_DESCRIPTION OF THE TASK:_
Copy each line of the entries below that contains the string "handle".

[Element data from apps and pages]
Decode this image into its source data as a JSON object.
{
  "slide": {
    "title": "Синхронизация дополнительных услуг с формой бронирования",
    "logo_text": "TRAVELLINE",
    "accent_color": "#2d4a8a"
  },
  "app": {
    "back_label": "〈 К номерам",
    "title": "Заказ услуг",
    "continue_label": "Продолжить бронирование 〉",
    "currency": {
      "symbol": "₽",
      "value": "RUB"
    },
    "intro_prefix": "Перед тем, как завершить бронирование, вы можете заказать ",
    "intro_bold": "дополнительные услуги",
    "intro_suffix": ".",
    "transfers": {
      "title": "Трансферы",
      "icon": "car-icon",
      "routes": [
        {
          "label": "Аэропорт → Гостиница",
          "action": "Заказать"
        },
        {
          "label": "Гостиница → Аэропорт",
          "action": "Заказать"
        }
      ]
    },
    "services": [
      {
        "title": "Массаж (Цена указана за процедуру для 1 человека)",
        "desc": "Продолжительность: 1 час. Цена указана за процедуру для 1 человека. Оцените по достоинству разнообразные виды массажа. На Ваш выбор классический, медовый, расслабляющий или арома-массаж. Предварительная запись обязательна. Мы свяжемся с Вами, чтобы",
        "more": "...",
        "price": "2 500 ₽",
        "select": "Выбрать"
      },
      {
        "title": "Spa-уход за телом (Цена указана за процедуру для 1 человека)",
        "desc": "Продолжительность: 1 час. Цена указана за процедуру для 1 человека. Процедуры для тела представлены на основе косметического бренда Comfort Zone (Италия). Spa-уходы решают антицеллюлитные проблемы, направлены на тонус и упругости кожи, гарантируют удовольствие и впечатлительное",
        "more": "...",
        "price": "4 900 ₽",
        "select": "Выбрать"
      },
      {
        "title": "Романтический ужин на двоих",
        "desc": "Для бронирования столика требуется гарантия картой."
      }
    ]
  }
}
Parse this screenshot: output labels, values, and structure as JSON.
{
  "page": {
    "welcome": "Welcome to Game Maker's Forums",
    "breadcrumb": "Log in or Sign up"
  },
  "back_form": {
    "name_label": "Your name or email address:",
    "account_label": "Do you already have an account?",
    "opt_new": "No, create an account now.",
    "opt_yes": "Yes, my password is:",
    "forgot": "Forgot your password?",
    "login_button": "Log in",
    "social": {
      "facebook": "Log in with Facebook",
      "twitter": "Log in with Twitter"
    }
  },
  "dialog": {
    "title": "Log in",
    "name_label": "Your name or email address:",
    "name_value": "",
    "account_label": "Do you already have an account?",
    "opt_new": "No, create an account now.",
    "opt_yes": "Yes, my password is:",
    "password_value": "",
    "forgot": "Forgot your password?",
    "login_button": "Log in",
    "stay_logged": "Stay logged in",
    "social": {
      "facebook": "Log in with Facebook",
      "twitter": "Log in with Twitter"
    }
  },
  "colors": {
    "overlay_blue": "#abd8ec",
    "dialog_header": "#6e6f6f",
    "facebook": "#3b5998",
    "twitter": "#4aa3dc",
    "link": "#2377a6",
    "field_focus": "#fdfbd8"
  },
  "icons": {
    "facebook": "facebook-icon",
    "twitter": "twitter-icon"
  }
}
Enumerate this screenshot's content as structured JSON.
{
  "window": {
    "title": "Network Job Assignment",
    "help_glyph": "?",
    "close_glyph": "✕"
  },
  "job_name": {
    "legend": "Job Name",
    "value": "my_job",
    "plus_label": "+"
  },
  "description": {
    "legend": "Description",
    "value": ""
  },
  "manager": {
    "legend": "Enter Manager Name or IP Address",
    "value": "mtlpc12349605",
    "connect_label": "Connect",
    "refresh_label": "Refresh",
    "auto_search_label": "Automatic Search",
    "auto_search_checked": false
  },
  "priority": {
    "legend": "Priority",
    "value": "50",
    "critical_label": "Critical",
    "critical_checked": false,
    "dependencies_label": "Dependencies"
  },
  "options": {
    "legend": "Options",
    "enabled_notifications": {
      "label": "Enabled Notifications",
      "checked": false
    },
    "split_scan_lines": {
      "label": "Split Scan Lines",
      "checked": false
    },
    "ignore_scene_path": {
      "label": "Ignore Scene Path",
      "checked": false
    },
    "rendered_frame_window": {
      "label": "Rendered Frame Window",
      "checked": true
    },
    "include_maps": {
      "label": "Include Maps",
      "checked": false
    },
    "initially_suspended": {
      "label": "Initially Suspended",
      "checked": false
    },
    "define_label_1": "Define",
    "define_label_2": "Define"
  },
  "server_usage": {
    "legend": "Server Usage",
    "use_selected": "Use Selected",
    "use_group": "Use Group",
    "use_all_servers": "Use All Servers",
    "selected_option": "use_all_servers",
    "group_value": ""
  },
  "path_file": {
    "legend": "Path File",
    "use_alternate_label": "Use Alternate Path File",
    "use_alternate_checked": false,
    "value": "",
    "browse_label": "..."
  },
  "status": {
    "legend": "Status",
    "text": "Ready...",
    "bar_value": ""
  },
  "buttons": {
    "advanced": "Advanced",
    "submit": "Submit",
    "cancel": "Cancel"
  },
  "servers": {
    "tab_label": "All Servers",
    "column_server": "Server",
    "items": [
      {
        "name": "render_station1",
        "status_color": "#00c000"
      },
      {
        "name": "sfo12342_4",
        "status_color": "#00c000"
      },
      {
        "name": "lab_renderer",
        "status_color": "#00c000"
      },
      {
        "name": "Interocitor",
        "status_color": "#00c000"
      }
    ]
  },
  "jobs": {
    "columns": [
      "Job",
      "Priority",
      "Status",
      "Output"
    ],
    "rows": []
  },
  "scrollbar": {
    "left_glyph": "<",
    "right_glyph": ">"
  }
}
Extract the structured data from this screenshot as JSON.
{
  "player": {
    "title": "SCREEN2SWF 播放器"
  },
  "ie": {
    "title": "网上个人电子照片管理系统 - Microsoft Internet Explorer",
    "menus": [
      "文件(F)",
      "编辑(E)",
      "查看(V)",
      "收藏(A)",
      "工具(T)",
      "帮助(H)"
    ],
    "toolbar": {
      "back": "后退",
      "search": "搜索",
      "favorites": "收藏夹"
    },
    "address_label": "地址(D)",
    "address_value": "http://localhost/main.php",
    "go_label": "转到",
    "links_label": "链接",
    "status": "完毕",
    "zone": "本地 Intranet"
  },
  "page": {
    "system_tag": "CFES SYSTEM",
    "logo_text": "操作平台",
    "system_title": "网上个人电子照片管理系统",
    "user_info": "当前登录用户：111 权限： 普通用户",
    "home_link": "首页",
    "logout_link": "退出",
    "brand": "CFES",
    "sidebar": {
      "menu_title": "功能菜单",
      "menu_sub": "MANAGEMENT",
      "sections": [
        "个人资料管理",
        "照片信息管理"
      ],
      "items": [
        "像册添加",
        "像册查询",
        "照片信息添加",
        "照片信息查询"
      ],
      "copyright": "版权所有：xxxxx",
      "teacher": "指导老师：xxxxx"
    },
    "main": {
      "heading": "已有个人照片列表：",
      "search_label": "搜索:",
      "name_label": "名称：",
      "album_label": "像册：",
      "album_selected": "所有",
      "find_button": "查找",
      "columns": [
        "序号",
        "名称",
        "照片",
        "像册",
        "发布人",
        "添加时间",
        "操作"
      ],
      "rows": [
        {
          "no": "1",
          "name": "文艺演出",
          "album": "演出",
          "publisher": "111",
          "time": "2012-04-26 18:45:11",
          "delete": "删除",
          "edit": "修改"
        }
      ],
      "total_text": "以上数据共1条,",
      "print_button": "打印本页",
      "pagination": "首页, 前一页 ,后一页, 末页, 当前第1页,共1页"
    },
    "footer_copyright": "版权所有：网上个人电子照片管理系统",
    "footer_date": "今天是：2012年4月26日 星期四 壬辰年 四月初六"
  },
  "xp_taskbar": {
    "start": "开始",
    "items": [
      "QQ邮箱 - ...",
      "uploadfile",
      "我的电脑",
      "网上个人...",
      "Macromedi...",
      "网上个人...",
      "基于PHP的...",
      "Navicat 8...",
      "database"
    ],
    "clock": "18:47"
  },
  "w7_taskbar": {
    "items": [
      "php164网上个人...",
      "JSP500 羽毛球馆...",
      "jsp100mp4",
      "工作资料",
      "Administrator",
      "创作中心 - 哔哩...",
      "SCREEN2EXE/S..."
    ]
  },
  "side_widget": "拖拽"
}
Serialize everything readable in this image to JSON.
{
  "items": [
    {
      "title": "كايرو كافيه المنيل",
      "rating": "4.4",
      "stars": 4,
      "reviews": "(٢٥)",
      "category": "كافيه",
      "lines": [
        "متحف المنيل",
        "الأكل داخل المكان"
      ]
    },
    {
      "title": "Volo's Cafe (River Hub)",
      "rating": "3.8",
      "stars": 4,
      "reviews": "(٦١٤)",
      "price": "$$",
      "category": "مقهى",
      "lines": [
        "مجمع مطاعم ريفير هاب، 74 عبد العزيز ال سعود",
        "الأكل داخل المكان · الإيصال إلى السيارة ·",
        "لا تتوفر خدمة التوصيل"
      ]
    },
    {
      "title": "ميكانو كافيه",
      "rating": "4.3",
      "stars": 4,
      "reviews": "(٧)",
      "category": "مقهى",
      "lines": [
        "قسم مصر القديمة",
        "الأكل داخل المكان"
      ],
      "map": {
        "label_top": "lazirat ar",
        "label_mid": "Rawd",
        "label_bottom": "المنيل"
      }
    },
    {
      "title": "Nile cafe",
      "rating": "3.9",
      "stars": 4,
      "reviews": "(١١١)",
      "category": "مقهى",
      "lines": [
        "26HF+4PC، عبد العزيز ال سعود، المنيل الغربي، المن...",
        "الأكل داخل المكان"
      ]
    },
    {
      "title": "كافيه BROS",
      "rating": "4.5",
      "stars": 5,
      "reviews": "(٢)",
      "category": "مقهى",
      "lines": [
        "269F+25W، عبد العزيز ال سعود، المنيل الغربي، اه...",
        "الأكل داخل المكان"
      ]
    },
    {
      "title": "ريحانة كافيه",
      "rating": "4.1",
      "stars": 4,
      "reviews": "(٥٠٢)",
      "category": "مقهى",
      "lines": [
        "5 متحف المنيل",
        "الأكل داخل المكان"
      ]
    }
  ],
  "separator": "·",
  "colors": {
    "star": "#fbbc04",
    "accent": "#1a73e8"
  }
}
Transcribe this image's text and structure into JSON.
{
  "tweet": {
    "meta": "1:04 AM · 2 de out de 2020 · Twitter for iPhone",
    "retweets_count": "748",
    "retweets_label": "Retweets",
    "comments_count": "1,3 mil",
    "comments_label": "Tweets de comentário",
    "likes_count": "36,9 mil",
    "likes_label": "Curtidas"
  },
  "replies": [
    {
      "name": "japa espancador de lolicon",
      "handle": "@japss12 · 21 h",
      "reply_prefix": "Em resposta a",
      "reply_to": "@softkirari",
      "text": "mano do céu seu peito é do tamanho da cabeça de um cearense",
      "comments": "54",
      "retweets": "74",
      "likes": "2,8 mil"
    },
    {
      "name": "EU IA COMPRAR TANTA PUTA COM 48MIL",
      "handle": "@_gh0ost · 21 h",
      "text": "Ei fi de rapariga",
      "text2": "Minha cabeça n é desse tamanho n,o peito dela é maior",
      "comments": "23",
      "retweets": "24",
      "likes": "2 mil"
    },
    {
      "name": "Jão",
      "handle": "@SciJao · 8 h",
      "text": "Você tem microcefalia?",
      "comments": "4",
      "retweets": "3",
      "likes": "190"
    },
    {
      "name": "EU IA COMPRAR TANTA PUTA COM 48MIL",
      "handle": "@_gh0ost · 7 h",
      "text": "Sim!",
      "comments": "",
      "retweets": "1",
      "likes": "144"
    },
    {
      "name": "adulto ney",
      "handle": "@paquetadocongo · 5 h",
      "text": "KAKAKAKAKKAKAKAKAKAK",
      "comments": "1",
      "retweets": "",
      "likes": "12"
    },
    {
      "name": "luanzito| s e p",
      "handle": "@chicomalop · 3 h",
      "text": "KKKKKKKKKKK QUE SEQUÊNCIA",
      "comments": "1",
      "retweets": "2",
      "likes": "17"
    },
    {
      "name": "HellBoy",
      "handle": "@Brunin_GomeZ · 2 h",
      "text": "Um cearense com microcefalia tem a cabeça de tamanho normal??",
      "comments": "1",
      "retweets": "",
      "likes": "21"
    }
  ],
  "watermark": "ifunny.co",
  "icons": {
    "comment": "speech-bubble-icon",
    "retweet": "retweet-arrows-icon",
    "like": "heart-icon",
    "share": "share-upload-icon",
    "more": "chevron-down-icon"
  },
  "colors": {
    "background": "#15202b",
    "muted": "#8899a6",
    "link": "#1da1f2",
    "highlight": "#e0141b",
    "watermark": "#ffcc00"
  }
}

_ANSWER SPACE:_
      "handle": "@japss12 · 21 h",
      "handle": "@_gh0ost · 21 h",
      "handle": "@SciJao · 8 h",
      "handle": "@_gh0ost · 7 h",
      "handle": "@paquetadocongo · 5 h",
      "handle": "@chicomalop · 3 h",
      "handle": "@Brunin_GomeZ · 2 h",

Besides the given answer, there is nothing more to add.